Fish pedicures unlikely to cause HIV or HCV infection
The Daily Mail and the Sun are alarming their readers today with articles alleging that “fish foot spa pedicures could spread HIV and hepatitis C” and that there is a "fish foot spa virus bombshell". The story has been picked up other media outlets, including Fox News, the Times of India and the Daily Telegraph. However the stories mostly twist and distort the source they are based on, a set of recommendations from the Health Protection Agency (HPA) on the management of fish pedicures and fish spas. Indeed, the HPA titled their press release: “Fish pedicures unlikely to cause infection.”
There are no known cases of HIV infection due to the use of fish spas, or indeed from any other water-borne route.
An increasing number of salons and beauty therapists offer ‘fish pedicures’ in the UK. They involve immersing the feet in a tank of water containing Garra rufa fish (a small toothless species of freshwater carp) that nibble off dead and thickened skin. The use of Garra rufa fish is long established in Turkey, India and the Far East where it has a history as a treatment for a variety of skin conditions and, more recently, as a cosmetic treatment for the removal of dead and hardened skin from the feet.
While there is little evidence in scientific literature of the potential public health risk to users, some are concerned about the presence of bacteria in the fish tank water. Moreover, while the fish are only meant to nibble dead skin, some clients may occasionally bleed into the water, raising anxieties about the transmission of blood borne viruses.
There are restrictions on the practice in Germany and 18 states of the USA. Four Canadian provinces have banned the procedure on the grounds that fish used as ‘instruments’ for pedicures cannot be disinfected or sterilised between clients.
The HPA’s report examines the available evidence and scientific plausibility for the transmission of blood borne viruses from person to person, via the water in the fish tank. Hepatitis B and C survive outside the body for longer than HIV and the only suspected blood borne virus transmission cases via water relate to hepatitis B.
An infected client would need to bleed from an open cut, abrasion or wound into the water, and then another client would need to also have an open cut, abrasion or wound for the infected blood to enter his or her bloodstream. Importantly, the concentration of virus would be substantially reduced by the diluting effect of the water.
If virus contaminated a fish’s mouth, it would be unlikely to remain on the mouth and effect a transmission to the next client.

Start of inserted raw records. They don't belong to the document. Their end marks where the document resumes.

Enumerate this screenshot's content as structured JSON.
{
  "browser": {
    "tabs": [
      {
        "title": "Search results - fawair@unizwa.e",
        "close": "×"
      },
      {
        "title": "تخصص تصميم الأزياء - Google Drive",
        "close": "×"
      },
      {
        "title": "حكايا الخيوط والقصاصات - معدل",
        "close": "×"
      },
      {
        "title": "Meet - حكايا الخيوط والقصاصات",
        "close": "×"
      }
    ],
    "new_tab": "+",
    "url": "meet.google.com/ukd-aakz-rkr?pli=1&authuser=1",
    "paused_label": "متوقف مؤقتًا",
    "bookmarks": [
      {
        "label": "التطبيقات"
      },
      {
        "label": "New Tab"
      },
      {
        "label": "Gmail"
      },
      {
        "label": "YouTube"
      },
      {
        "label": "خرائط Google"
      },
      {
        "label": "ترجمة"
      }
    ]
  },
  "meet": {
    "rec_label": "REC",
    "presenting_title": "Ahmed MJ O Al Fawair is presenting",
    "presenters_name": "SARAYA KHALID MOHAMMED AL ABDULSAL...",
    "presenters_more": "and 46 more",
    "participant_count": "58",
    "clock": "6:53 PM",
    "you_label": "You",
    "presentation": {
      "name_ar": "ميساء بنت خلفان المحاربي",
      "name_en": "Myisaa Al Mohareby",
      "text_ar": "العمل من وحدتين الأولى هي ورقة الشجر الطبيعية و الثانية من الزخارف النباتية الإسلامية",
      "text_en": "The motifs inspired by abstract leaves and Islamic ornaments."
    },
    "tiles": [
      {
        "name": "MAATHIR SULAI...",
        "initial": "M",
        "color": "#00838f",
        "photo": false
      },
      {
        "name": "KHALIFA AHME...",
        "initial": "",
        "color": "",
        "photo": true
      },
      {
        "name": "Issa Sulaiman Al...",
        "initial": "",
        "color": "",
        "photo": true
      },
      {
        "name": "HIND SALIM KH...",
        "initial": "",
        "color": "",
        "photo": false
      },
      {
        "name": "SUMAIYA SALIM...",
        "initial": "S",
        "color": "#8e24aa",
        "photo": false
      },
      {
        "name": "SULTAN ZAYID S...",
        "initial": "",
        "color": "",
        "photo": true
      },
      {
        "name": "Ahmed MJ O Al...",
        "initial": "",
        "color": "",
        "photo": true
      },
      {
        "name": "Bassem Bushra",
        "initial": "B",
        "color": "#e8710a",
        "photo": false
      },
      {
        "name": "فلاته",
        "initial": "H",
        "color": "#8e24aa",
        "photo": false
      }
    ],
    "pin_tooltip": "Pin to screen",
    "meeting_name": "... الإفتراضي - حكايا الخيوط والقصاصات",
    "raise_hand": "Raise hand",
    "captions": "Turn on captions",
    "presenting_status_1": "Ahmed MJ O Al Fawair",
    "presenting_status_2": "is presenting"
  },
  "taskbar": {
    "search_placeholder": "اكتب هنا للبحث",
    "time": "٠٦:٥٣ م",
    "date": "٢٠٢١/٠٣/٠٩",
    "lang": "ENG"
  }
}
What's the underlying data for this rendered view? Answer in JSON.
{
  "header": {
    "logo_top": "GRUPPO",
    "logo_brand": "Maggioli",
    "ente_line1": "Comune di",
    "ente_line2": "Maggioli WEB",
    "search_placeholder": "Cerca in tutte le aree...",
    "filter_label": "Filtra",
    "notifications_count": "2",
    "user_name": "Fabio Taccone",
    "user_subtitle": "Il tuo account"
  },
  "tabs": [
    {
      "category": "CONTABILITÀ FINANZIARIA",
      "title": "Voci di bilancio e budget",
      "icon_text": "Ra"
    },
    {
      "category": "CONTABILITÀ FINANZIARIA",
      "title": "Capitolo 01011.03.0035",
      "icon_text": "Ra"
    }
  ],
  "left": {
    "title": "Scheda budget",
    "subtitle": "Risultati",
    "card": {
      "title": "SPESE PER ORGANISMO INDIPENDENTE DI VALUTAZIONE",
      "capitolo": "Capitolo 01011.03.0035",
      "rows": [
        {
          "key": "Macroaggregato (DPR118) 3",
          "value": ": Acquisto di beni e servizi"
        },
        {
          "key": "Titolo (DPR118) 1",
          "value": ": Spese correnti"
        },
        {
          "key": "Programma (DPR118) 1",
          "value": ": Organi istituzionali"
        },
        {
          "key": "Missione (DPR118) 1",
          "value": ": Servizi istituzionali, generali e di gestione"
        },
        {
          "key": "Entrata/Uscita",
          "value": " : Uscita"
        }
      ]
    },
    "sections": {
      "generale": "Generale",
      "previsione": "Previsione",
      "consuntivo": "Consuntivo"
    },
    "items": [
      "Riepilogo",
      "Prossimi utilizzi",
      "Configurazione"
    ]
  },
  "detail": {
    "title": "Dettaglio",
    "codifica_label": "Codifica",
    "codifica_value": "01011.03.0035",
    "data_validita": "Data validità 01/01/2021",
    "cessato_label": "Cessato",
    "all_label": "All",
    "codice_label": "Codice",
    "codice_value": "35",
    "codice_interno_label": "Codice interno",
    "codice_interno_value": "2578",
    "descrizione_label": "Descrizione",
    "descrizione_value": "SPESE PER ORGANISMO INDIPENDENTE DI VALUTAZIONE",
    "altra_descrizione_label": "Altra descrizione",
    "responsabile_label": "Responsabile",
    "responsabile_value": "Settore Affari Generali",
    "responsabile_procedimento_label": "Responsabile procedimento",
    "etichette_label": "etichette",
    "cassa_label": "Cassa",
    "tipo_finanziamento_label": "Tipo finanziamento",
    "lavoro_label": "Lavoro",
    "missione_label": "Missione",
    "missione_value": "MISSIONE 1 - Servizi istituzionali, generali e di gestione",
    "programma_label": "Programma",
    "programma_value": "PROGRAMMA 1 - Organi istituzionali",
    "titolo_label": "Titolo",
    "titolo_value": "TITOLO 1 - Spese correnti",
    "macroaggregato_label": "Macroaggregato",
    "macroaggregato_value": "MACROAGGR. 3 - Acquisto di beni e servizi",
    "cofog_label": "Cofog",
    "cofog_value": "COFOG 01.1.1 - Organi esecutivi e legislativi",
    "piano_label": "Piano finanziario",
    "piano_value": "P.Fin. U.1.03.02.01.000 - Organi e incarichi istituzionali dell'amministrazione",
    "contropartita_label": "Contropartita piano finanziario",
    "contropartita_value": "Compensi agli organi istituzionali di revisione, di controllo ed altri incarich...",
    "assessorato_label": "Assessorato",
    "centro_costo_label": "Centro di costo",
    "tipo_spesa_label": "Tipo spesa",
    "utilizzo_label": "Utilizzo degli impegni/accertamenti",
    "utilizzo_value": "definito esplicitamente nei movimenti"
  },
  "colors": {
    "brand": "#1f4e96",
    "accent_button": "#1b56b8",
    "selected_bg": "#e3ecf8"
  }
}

Moreover a fish cannot itself be infected with the human immunodeficiency virus (and there is no “fish equivalent” of HIV).
Overall, the HPA describe the risk of blood borne virus infection as “extremely low”, although it cannot be completely excluded.
They do make a number of hygiene recommendations for operators of fish spas (e.g. refreshing the water supply). To reduce the risk of infections being passed on or picked up, clients who have broken skin, athlete’s foot, a verruca, psoriasis or eczema affecting the feet or lower legs should not have fish pedicures.
Similarly, they advise that people with HIV (and hepatitis B or C) should not have fish pedicures. However it is not clear what scientific evidence this recommendation is based on or whether it is a proportional response to this theoretical transmission risk.
Lisa Power of the Terrence Higgins Trust dismissed the media’s concern about the issue: "The reality is, in this country, too many people are contracting HIV because they aren't using condoms, not because they're going for fish pedicures."http://bit.ly/nTMj4Q